“MEV-1 will be providing life extension services for Intelsat 901 which will replace one of our other end of life satellite assets, deferring the need to procure a new satellite,” Intelsat CEO Stephen Spengler said at the SATELLITE conference in 2018 shortly after the initial MEV contract was announced. “We also have the option to transfer the service to another satellite in our fleet if needed. This flexibility is critical to our overall fleet management plan moving forward.”
“The launch and eventual docking of MEV-1, the industry’s first life extension vehicle, demonstrates Northrop Grumman’s and SpaceLogistics’ ability to innovate and deliver game changing technology. We are proud to have partnered with the ILS and Eutelsat teams who worked long and hard to ensure mission success,’ said Tom Wilson, President, SpaceLogistics. “MEV-1 marks the first step towards introducing even more advanced on-orbit servicing capabilities and services for our customers.”

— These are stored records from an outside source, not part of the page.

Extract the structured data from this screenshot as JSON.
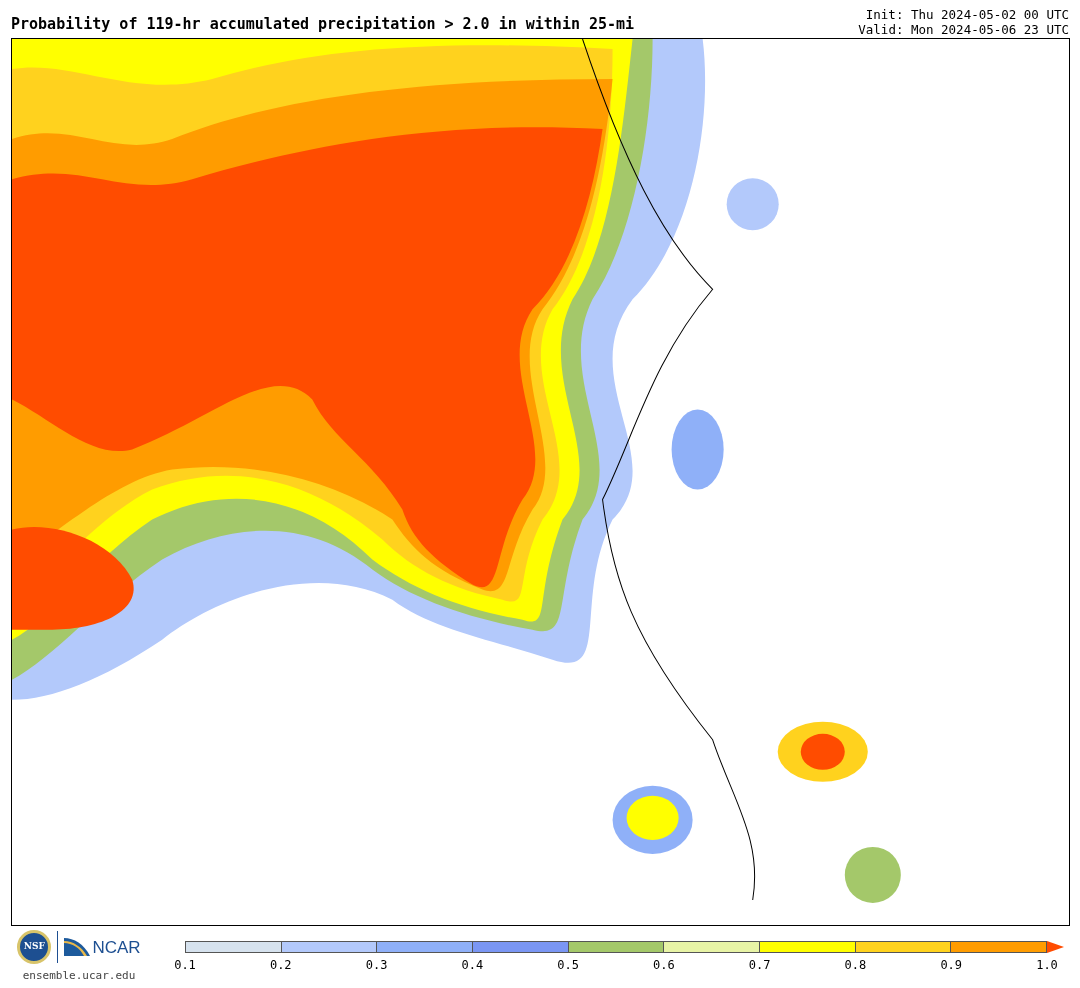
{
  "title": "Probability of 119-hr accumulated precipitation > 2.0 in within 25-mi",
  "init": "Init: Thu 2024-05-02 00 UTC",
  "valid": "Valid: Mon 2024-05-06 23 UTC",
  "logos": {
    "seal": "NSF",
    "org": "NCAR",
    "url": "ensemble.ucar.edu"
  },
  "colorbar": {
    "segments": [
      {
        "color": "#d6e2ee"
      },
      {
        "color": "#b3c9fb"
      },
      {
        "color": "#8fb0f8"
      },
      {
        "color": "#7a96f3"
      },
      {
        "color": "#a4c86a"
      },
      {
        "color": "#e8f4a6"
      },
      {
        "color": "#ffff00"
      },
      {
        "color": "#ffd21e"
      },
      {
        "color": "#ff9c00"
      },
      {
        "kind": "arrow",
        "color": "#ff4c00"
      }
    ],
    "ticks": [
      "0.1",
      "0.2",
      "0.3",
      "0.4",
      "0.5",
      "0.6",
      "0.7",
      "0.8",
      "0.9",
      "1.0"
    ]
  }
}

A second MEV, called MEV-2, is a ‘build to print’ of MEV-1 which allows Northrop to reduce its build schedule to just 26 months or less. MEV-2 is expected to launch in 2020. Both MEV spacecraft will undock and have about 10 years’ worth of fuel. MEV-2 will also be providing a five-year life extension to another satellite in Intelsat’s fleet starting in the second half of 2020.
The MEV project was nearly a decade in the making, originating back to a spacecraft concept proposed in 2010 by a 50/50 joint venture between Northrop (formerly ATK and then Orbital ATK) and U.S. Space named ViviSat. The joint venture was dissolved in April 2016, but continued on as a solo-project at ATK and then Northrop Grumman, when it purchased ATK in 2018.
The MEV-1 is based on the GeoStar-3 platform. Operators at the Northrop Grumman operations center in Dulles, Virginia acquired the spacecraft’s first telemetry from orbit shortly after successful launch and separation. The reservicing spacecraft is the first SpaceLogistics satellite launched on an ILS Proton. It was also the second ILS dual launch, and the first dual launch with two commercial satellites. The second satellite launched on the ILS mission was Eutelsat‘s EUTELSAT 5 West B, which was also manufactured by Northrop Grumman.